Have the power within the organization to change things. Immediately be able to change policies of this Fortune 500 company.
My job calls for telepathy, too. Also "detective," e.g. trying to find a document that a doctor input under the wrong document type or the wrong department, or even the wrong provider ID (and sometimes all three.) And then fusses at us because they're late with a dictation.
And "magician", the ability to manifest a typed dictation out of the void.
A story: Years ago I got a panicky phone call from the person who booked patients on airevacuation flights to go to other hospitals: "I need a summary by Dr. Surgeon!" (I later discovered that all of her phone calls were panicky, as though that part of the hospital was about to fall in a massive hole in the ground or something.)
Me: I'll double check, but I don't think Dr. Surgeon has dictated a narrative.
Double-checked the system, and found that my hunch was correct; there was an operation report but no narrative summary. Something in the air seemed to point to me needing it, so I typed the operation report.
A few minutes later, I got another call from Booker: "Dr. Surgeon's going to be in surgery all afternoon, but I need a summary to put this patient on a plane!"
Me: I found the operation report, but he hasn't dictated a narrative summary.
Booker: I need a narrative summary to put this patient on a plane!

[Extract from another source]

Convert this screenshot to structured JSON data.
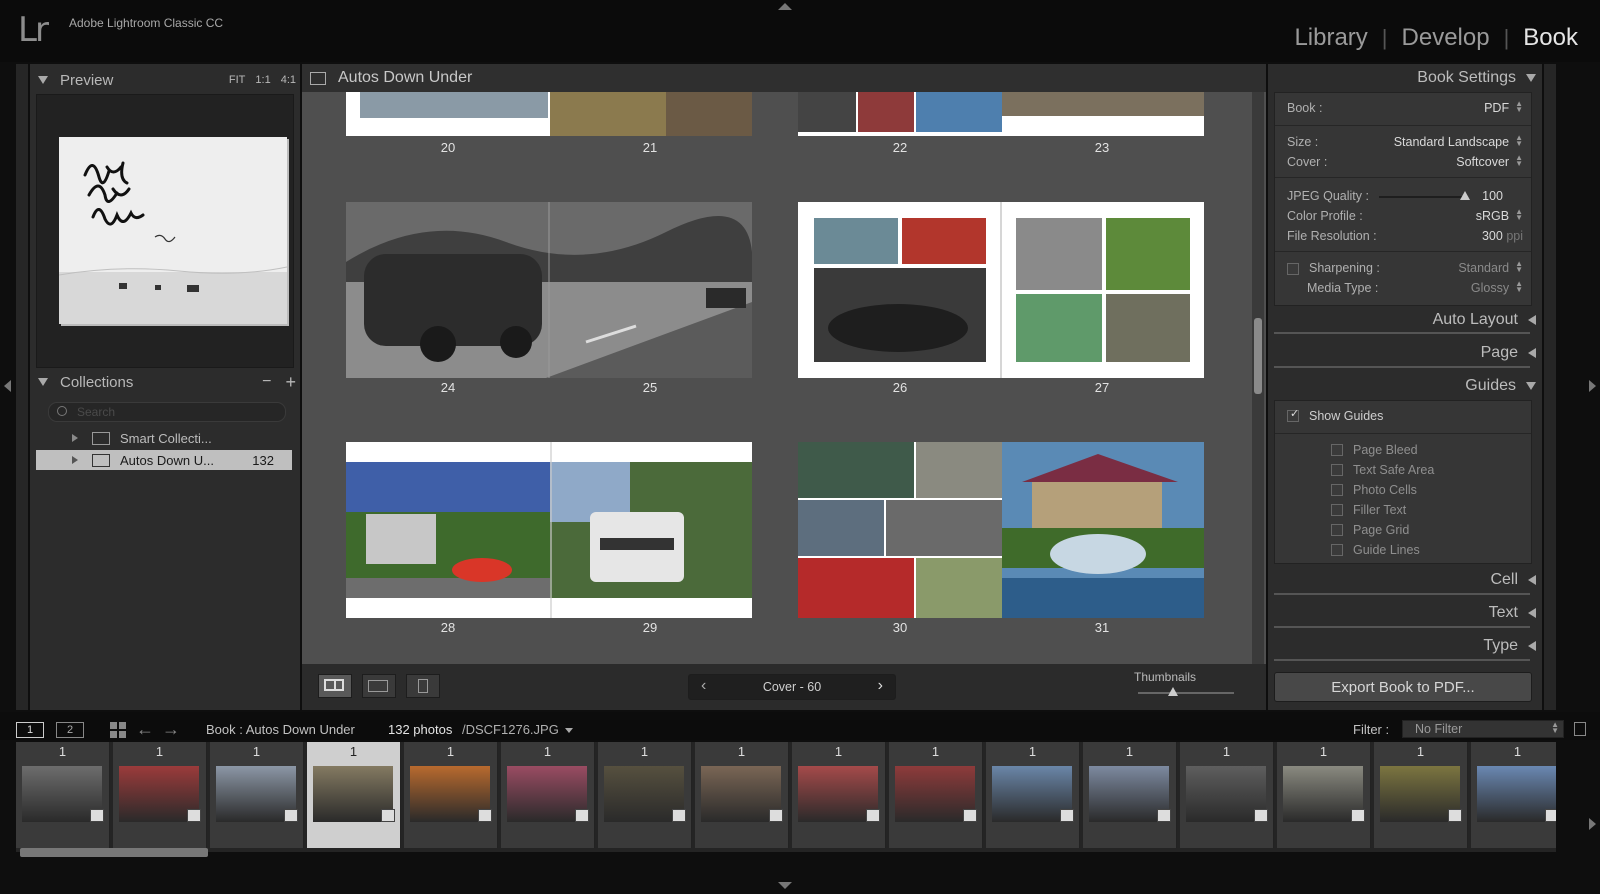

Me: I can't transcribe something that hasn't been dictated. Right now I've got the op report, and that's it. I can send you that.
Booker: But I need a narrative summary, and the doctor's going to be in surgery all afternoon!
Finally, after reiterating that I couldn't transcribe something that had never been dictated, I got her to take a copy of the operation report.